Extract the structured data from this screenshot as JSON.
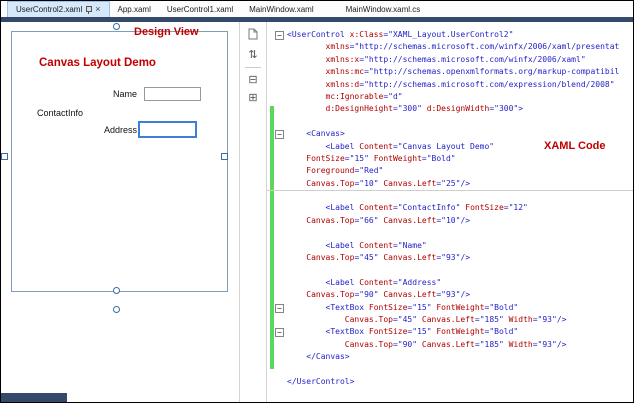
{
  "tabs": [
    {
      "label": "UserControl2.xaml",
      "active": true
    },
    {
      "label": "App.xaml",
      "active": false
    },
    {
      "label": "UserControl1.xaml",
      "active": false
    },
    {
      "label": "MainWindow.xaml",
      "active": false
    },
    {
      "label": "MainWindow.xaml.cs",
      "active": false
    }
  ],
  "icons": {
    "pin": "css-pin-shape",
    "close_glyph": "×",
    "document": "svg-page-shape",
    "swap_glyph": "⇅",
    "hsplit_glyph": "⊟",
    "vsplit_glyph": "⊞",
    "fold_glyph": "−"
  },
  "design": {
    "annotation": "Design View",
    "canvas_title": "Canvas Layout Demo",
    "name_label": "Name",
    "contactinfo_label": "ContactInfo",
    "address_label": "Address",
    "name_value": "",
    "address_value": ""
  },
  "annotations": {
    "xaml_code": "XAML Code"
  },
  "colors": {
    "accent_navy": "#35496b",
    "annotation_red": "#c00000",
    "code_tag_blue": "#1f1fc8",
    "code_attr_red": "#b00000",
    "code_value_blue": "#1f1fc8",
    "selection_blue": "#3d7fd6",
    "change_bar_green": "#5cd65c",
    "active_tab_bg": "#d6e9fb"
  },
  "code": {
    "lines": [
      {
        "fold": true,
        "seg": [
          [
            "t",
            "<UserControl "
          ],
          [
            "a",
            "x:Class"
          ],
          [
            "t",
            "="
          ],
          [
            "v",
            "\"XAML_Layout.UserControl2\""
          ]
        ]
      },
      {
        "seg": [
          [
            "t",
            "        "
          ],
          [
            "a",
            "xmlns"
          ],
          [
            "t",
            "="
          ],
          [
            "v",
            "\"http://schemas.microsoft.com/winfx/2006/xaml/presentat"
          ]
        ]
      },
      {
        "seg": [
          [
            "t",
            "        "
          ],
          [
            "a",
            "xmlns:x"
          ],
          [
            "t",
            "="
          ],
          [
            "v",
            "\"http://schemas.microsoft.com/winfx/2006/xaml\""
          ]
        ]
      },
      {
        "seg": [
          [
            "t",
            "        "
          ],
          [
            "a",
            "xmlns:mc"
          ],
          [
            "t",
            "="
          ],
          [
            "v",
            "\"http://schemas.openxmlformats.org/markup-compatibil"
          ]
        ]
      },
      {
        "seg": [
          [
            "t",
            "        "
          ],
          [
            "a",
            "xmlns:d"
          ],
          [
            "t",
            "="
          ],
          [
            "v",
            "\"http://schemas.microsoft.com/expression/blend/2008\""
          ]
        ]
      },
      {
        "seg": [
          [
            "t",
            "        "
          ],
          [
            "a",
            "mc:Ignorable"
          ],
          [
            "t",
            "="
          ],
          [
            "v",
            "\"d\""
          ]
        ]
      },
      {
        "seg": [
          [
            "t",
            "        "
          ],
          [
            "a",
            "d:DesignHeight"
          ],
          [
            "t",
            "="
          ],
          [
            "v",
            "\"300\""
          ],
          [
            "t",
            " "
          ],
          [
            "a",
            "d:DesignWidth"
          ],
          [
            "t",
            "="
          ],
          [
            "v",
            "\"300\""
          ],
          [
            "t",
            ">"
          ]
        ]
      },
      {
        "seg": []
      },
      {
        "fold": true,
        "seg": [
          [
            "t",
            "    <Canvas>"
          ]
        ]
      },
      {
        "seg": [
          [
            "t",
            "        <Label "
          ],
          [
            "a",
            "Content"
          ],
          [
            "t",
            "="
          ],
          [
            "v",
            "\"Canvas Layout Demo\""
          ]
        ]
      },
      {
        "seg": [
          [
            "t",
            "    "
          ],
          [
            "a",
            "FontSize"
          ],
          [
            "t",
            "="
          ],
          [
            "v",
            "\"15\""
          ],
          [
            "t",
            " "
          ],
          [
            "a",
            "FontWeight"
          ],
          [
            "t",
            "="
          ],
          [
            "v",
            "\"Bold\""
          ]
        ]
      },
      {
        "seg": [
          [
            "t",
            "    "
          ],
          [
            "a",
            "Foreground"
          ],
          [
            "t",
            "="
          ],
          [
            "v",
            "\"Red\""
          ]
        ]
      },
      {
        "seg": [
          [
            "t",
            "    "
          ],
          [
            "a",
            "Canvas.Top"
          ],
          [
            "t",
            "="
          ],
          [
            "v",
            "\"10\""
          ],
          [
            "t",
            " "
          ],
          [
            "a",
            "Canvas.Left"
          ],
          [
            "t",
            "="
          ],
          [
            "v",
            "\"25\""
          ],
          [
            "t",
            "/>"
          ]
        ]
      },
      {
        "rule": true,
        "seg": []
      },
      {
        "seg": [
          [
            "t",
            "        <Label "
          ],
          [
            "a",
            "Content"
          ],
          [
            "t",
            "="
          ],
          [
            "v",
            "\"ContactInfo\""
          ],
          [
            "t",
            " "
          ],
          [
            "a",
            "FontSize"
          ],
          [
            "t",
            "="
          ],
          [
            "v",
            "\"12\""
          ]
        ]
      },
      {
        "seg": [
          [
            "t",
            "    "
          ],
          [
            "a",
            "Canvas.Top"
          ],
          [
            "t",
            "="
          ],
          [
            "v",
            "\"66\""
          ],
          [
            "t",
            " "
          ],
          [
            "a",
            "Canvas.Left"
          ],
          [
            "t",
            "="
          ],
          [
            "v",
            "\"10\""
          ],
          [
            "t",
            "/>"
          ]
        ]
      },
      {
        "seg": []
      },
      {
        "seg": [
          [
            "t",
            "        <Label "
          ],
          [
            "a",
            "Content"
          ],
          [
            "t",
            "="
          ],
          [
            "v",
            "\"Name\""
          ]
        ]
      },
      {
        "seg": [
          [
            "t",
            "    "
          ],
          [
            "a",
            "Canvas.Top"
          ],
          [
            "t",
            "="
          ],
          [
            "v",
            "\"45\""
          ],
          [
            "t",
            " "
          ],
          [
            "a",
            "Canvas.Left"
          ],
          [
            "t",
            "="
          ],
          [
            "v",
            "\"93\""
          ],
          [
            "t",
            "/>"
          ]
        ]
      },
      {
        "seg": []
      },
      {
        "seg": [
          [
            "t",
            "        <Label "
          ],
          [
            "a",
            "Content"
          ],
          [
            "t",
            "="
          ],
          [
            "v",
            "\"Address\""
          ]
        ]
      },
      {
        "seg": [
          [
            "t",
            "    "
          ],
          [
            "a",
            "Canvas.Top"
          ],
          [
            "t",
            "="
          ],
          [
            "v",
            "\"90\""
          ],
          [
            "t",
            " "
          ],
          [
            "a",
            "Canvas.Left"
          ],
          [
            "t",
            "="
          ],
          [
            "v",
            "\"93\""
          ],
          [
            "t",
            "/>"
          ]
        ]
      },
      {
        "fold": true,
        "seg": [
          [
            "t",
            "        <TextBox "
          ],
          [
            "a",
            "FontSize"
          ],
          [
            "t",
            "="
          ],
          [
            "v",
            "\"15\""
          ],
          [
            "t",
            " "
          ],
          [
            "a",
            "FontWeight"
          ],
          [
            "t",
            "="
          ],
          [
            "v",
            "\"Bold\""
          ]
        ]
      },
      {
        "seg": [
          [
            "t",
            "            "
          ],
          [
            "a",
            "Canvas.Top"
          ],
          [
            "t",
            "="
          ],
          [
            "v",
            "\"45\""
          ],
          [
            "t",
            " "
          ],
          [
            "a",
            "Canvas.Left"
          ],
          [
            "t",
            "="
          ],
          [
            "v",
            "\"185\""
          ],
          [
            "t",
            " "
          ],
          [
            "a",
            "Width"
          ],
          [
            "t",
            "="
          ],
          [
            "v",
            "\"93\""
          ],
          [
            "t",
            "/>"
          ]
        ]
      },
      {
        "fold": true,
        "seg": [
          [
            "t",
            "        <TextBox "
          ],
          [
            "a",
            "FontSize"
          ],
          [
            "t",
            "="
          ],
          [
            "v",
            "\"15\""
          ],
          [
            "t",
            " "
          ],
          [
            "a",
            "FontWeight"
          ],
          [
            "t",
            "="
          ],
          [
            "v",
            "\"Bold\""
          ]
        ]
      },
      {
        "seg": [
          [
            "t",
            "            "
          ],
          [
            "a",
            "Canvas.Top"
          ],
          [
            "t",
            "="
          ],
          [
            "v",
            "\"90\""
          ],
          [
            "t",
            " "
          ],
          [
            "a",
            "Canvas.Left"
          ],
          [
            "t",
            "="
          ],
          [
            "v",
            "\"185\""
          ],
          [
            "t",
            " "
          ],
          [
            "a",
            "Width"
          ],
          [
            "t",
            "="
          ],
          [
            "v",
            "\"93\""
          ],
          [
            "t",
            "/>"
          ]
        ]
      },
      {
        "seg": [
          [
            "t",
            "    </Canvas>"
          ]
        ]
      },
      {
        "seg": []
      },
      {
        "seg": [
          [
            "t",
            "</UserControl>"
          ]
        ]
      }
    ]
  }
}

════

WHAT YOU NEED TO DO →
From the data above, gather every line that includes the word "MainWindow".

EXERCISE OUTPUT →
      "label": "MainWindow.xaml",
      "label": "MainWindow.xaml.cs",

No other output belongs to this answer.